§ **What you need to do**
Whatever pictures the entries hold, omit them, and output exactly the lines from the one containing "Output a JSON" through the final line.

[Dataset records]
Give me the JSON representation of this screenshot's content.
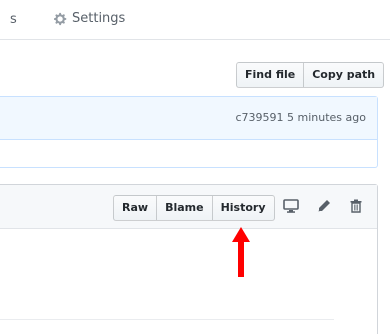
{
  "tabs": {
    "partial_label": "s",
    "settings_label": "Settings"
  },
  "file_navigation": {
    "find_file": "Find file",
    "copy_path": "Copy path"
  },
  "commit": {
    "sha": "c739591",
    "time": "5 minutes ago"
  },
  "file_actions": {
    "raw": "Raw",
    "blame": "Blame",
    "history": "History",
    "icons": [
      "desktop-icon",
      "pencil-icon",
      "trash-icon"
    ]
  },
  "annotation": {
    "arrow_color": "#ff0000",
    "icon": "red-arrow-up-icon"
  }
}
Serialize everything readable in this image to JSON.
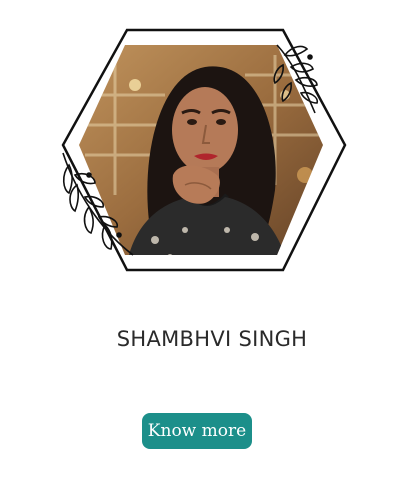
{
  "profile": {
    "name": "SHAMBHVI SINGH",
    "photo_icon": "portrait-photo",
    "frame_icon": "hexagon-frame",
    "decoration_icon": "leaf-branch-icon"
  },
  "actions": {
    "know_more_label": "Know more"
  },
  "colors": {
    "button_bg": "#1c8f8a",
    "button_text": "#ffffff",
    "name_text": "#2a2a2a",
    "frame_stroke": "#111111"
  }
}
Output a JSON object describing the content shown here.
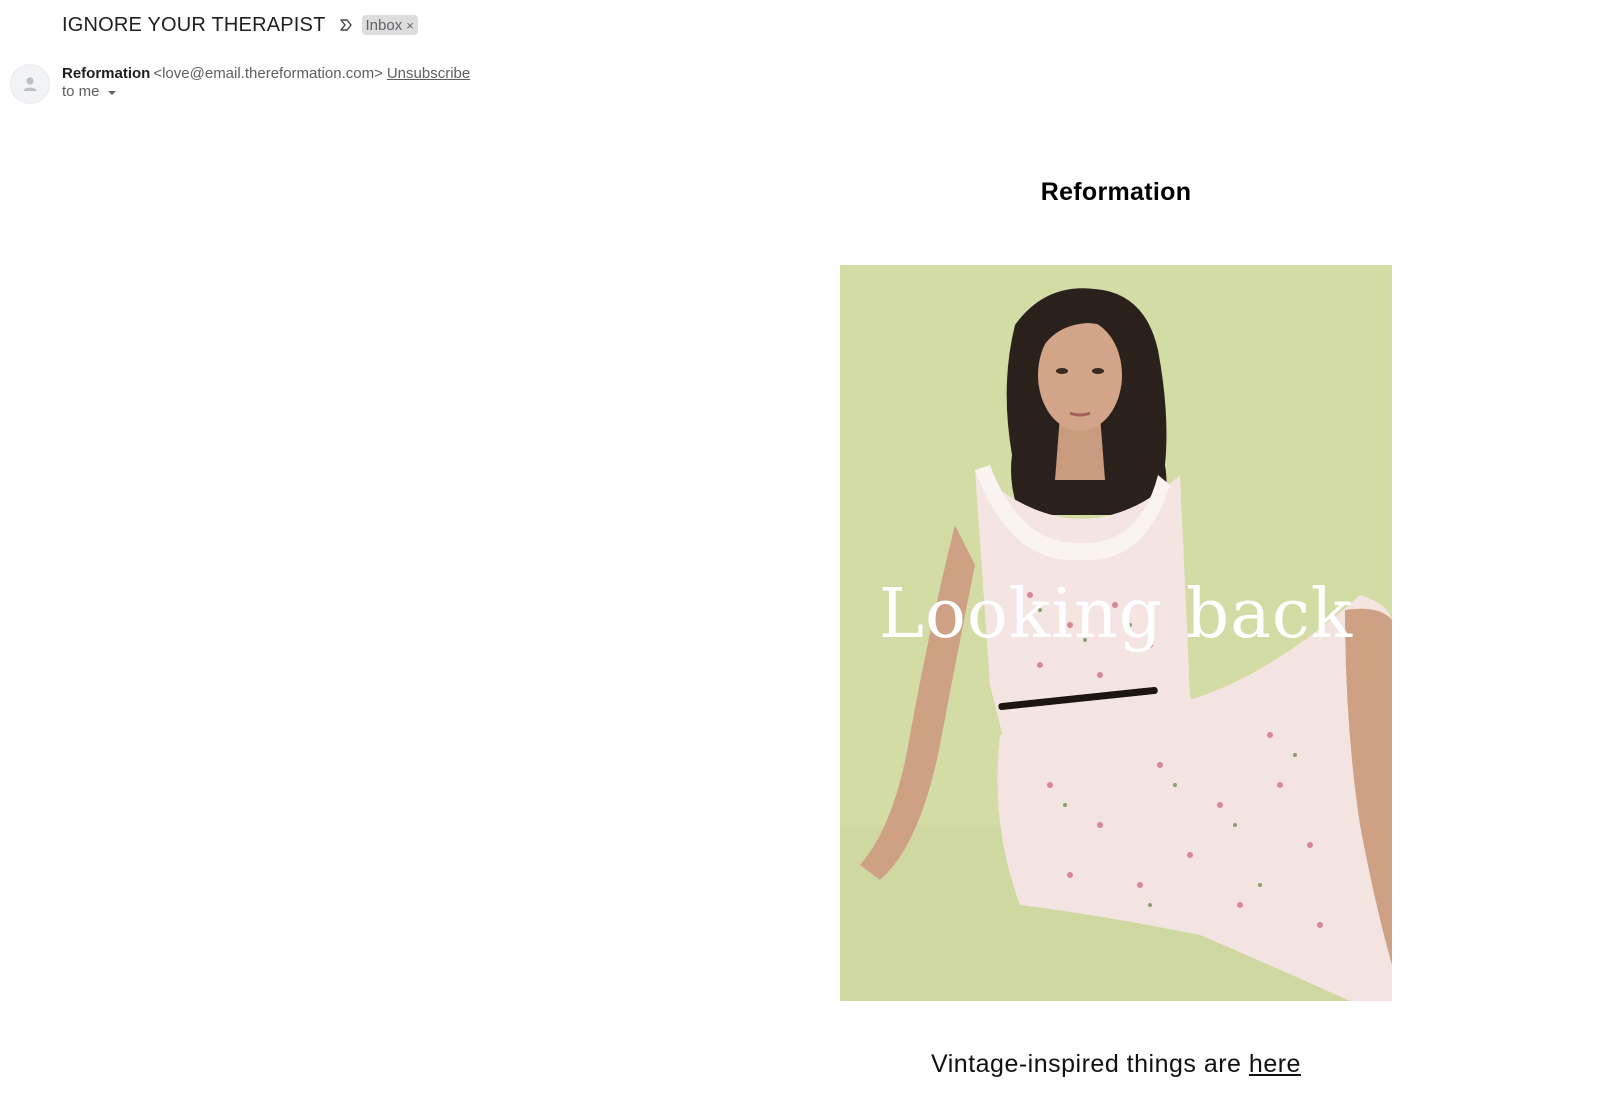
{
  "email": {
    "subject": "IGNORE YOUR THERAPIST",
    "label": "Inbox",
    "label_close": "×",
    "sender": {
      "name": "Reformation",
      "email": "<love@email.thereformation.com>",
      "unsubscribe": "Unsubscribe"
    },
    "recipient": "to me"
  },
  "body": {
    "brand": "Reformation",
    "hero_text": "Looking back",
    "tagline_prefix": "Vintage-inspired things are",
    "tagline_link": "here"
  },
  "colors": {
    "hero_background": "#d3dca4",
    "chip_background": "#dddddd"
  },
  "icons": {
    "importance": "importance-marker-icon",
    "avatar": "person-icon",
    "dropdown": "caret-down-icon"
  }
}
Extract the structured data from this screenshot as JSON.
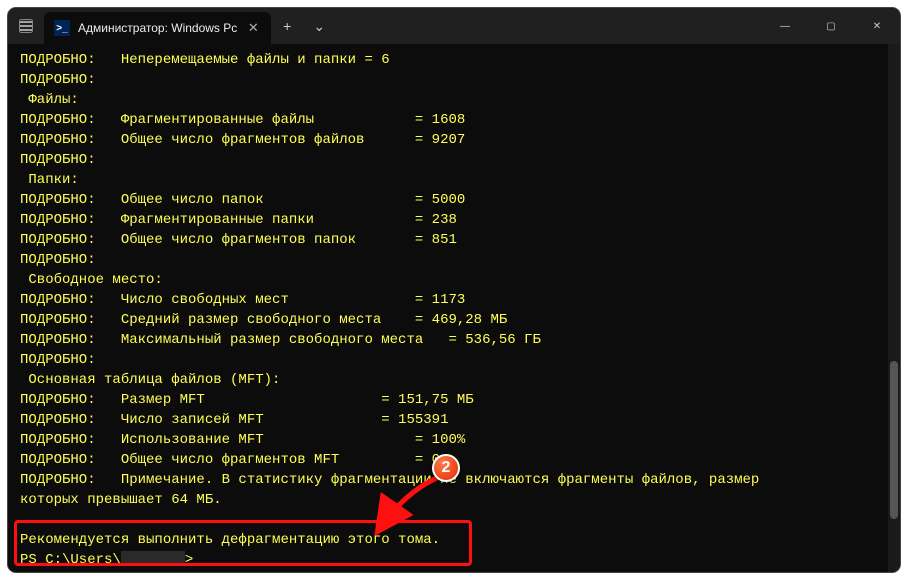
{
  "title": "Администратор: Windows Pc",
  "ps_icon": ">_",
  "controls": {
    "new_tab": "+",
    "dropdown": "⌄",
    "min": "—",
    "max": "▢",
    "close": "✕",
    "tab_close": "✕"
  },
  "lines": [
    "ПОДРОБНО:   Неперемещаемые файлы и папки = 6",
    "ПОДРОБНО:",
    " Файлы:",
    "ПОДРОБНО:   Фрагментированные файлы            = 1608",
    "ПОДРОБНО:   Общее число фрагментов файлов      = 9207",
    "ПОДРОБНО:",
    " Папки:",
    "ПОДРОБНО:   Общее число папок                  = 5000",
    "ПОДРОБНО:   Фрагментированные папки            = 238",
    "ПОДРОБНО:   Общее число фрагментов папок       = 851",
    "ПОДРОБНО:",
    " Свободное место:",
    "ПОДРОБНО:   Число свободных мест               = 1173",
    "ПОДРОБНО:   Средний размер свободного места    = 469,28 МБ",
    "ПОДРОБНО:   Максимальный размер свободного места   = 536,56 ГБ",
    "ПОДРОБНО:",
    " Основная таблица файлов (MFT):",
    "ПОДРОБНО:   Размер MFT                     = 151,75 МБ",
    "ПОДРОБНО:   Число записей MFT              = 155391",
    "ПОДРОБНО:   Использование MFT                  = 100%",
    "ПОДРОБНО:   Общее число фрагментов MFT         = 0",
    "ПОДРОБНО:   Примечание. В статистику фрагментации не включаются фрагменты файлов, размер",
    "которых превышает 64 МБ.",
    "",
    "Рекомендуется выполнить дефрагментацию этого тома."
  ],
  "prompt_prefix": "PS C:\\Users\\",
  "prompt_suffix": ">",
  "badge": "2"
}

§ **Solution**
Output a JSON object describing the content shown here.
{
  "email": {
    "subject": "IGNORE YOUR THERAPIST",
    "label": "Inbox",
    "label_close": "×",
    "sender": {
      "name": "Reformation",
      "email": "<love@email.thereformation.com>",
      "unsubscribe": "Unsubscribe"
    },
    "recipient": "to me"
  },
  "body": {
    "brand": "Reformation",
    "hero_text": "Looking back",
    "tagline_prefix": "Vintage-inspired things are",
    "tagline_link": "here"
  },
  "colors": {
    "hero_background": "#d3dca4",
    "chip_background": "#dddddd"
  },
  "icons": {
    "importance": "importance-marker-icon",
    "avatar": "person-icon",
    "dropdown": "caret-down-icon"
  }
}
Extract the structured data from this screenshot as JSON.
{
  "title": "Администратор: Windows Pc",
  "ps_icon": ">_",
  "controls": {
    "new_tab": "+",
    "dropdown": "⌄",
    "min": "—",
    "max": "▢",
    "close": "✕",
    "tab_close": "✕"
  },
  "lines": [
    "ПОДРОБНО:   Неперемещаемые файлы и папки = 6",
    "ПОДРОБНО:",
    " Файлы:",
    "ПОДРОБНО:   Фрагментированные файлы            = 1608",
    "ПОДРОБНО:   Общее число фрагментов файлов      = 9207",
    "ПОДРОБНО:",
    " Папки:",
    "ПОДРОБНО:   Общее число папок                  = 5000",
    "ПОДРОБНО:   Фрагментированные папки            = 238",
    "ПОДРОБНО:   Общее число фрагментов папок       = 851",
    "ПОДРОБНО:",
    " Свободное место:",
    "ПОДРОБНО:   Число свободных мест               = 1173",
    "ПОДРОБНО:   Средний размер свободного места    = 469,28 МБ",
    "ПОДРОБНО:   Максимальный размер свободного места   = 536,56 ГБ",
    "ПОДРОБНО:",
    " Основная таблица файлов (MFT):",
    "ПОДРОБНО:   Размер MFT                     = 151,75 МБ",
    "ПОДРОБНО:   Число записей MFT              = 155391",
    "ПОДРОБНО:   Использование MFT                  = 100%",
    "ПОДРОБНО:   Общее число фрагментов MFT         = 0",
    "ПОДРОБНО:   Примечание. В статистику фрагментации не включаются фрагменты файлов, размер",
    "которых превышает 64 МБ.",
    "",
    "Рекомендуется выполнить дефрагментацию этого тома."
  ],
  "prompt_prefix": "PS C:\\Users\\",
  "prompt_suffix": ">",
  "badge": "2"
}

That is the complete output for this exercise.